Work required: Write an exact copy of the entries below that leaves out all pictures.

Saved entries:
------------------------------------------------------------

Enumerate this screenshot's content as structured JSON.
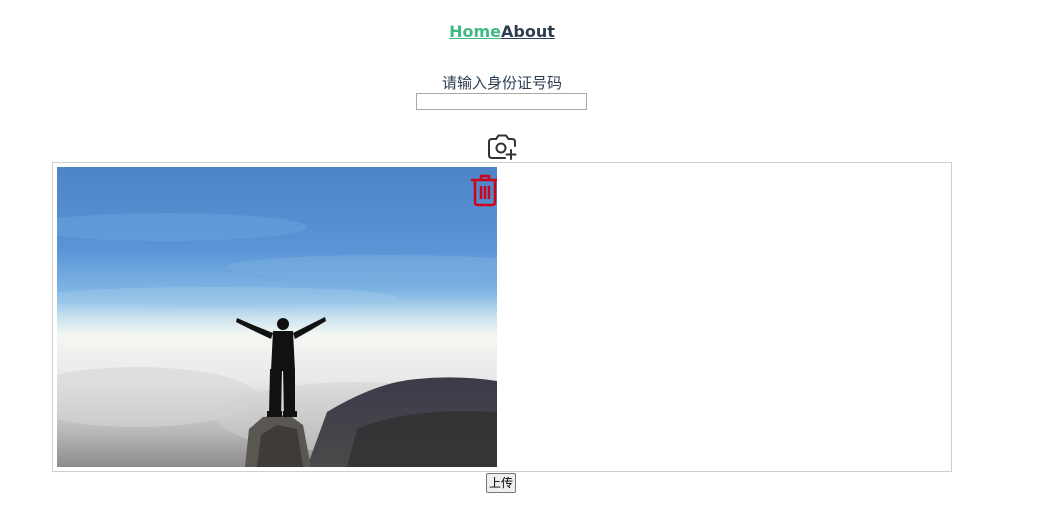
{
  "nav": {
    "home_label": "Home",
    "about_label": "About"
  },
  "form": {
    "id_label": "请输入身份证号码",
    "id_value": ""
  },
  "upload": {
    "camera_icon": "camera-add-icon",
    "trash_icon": "trash-icon",
    "submit_label": "上传"
  },
  "colors": {
    "active_link": "#42b983",
    "text": "#2c3e50",
    "delete": "#d0021b"
  }
}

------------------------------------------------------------

Response:
Enumerate this screenshot's content as structured JSON.
{
  "nav": {
    "home_label": "Home",
    "about_label": "About"
  },
  "form": {
    "id_label": "请输入身份证号码",
    "id_value": ""
  },
  "upload": {
    "camera_icon": "camera-add-icon",
    "trash_icon": "trash-icon",
    "submit_label": "上传"
  },
  "colors": {
    "active_link": "#42b983",
    "text": "#2c3e50",
    "delete": "#d0021b"
  }
}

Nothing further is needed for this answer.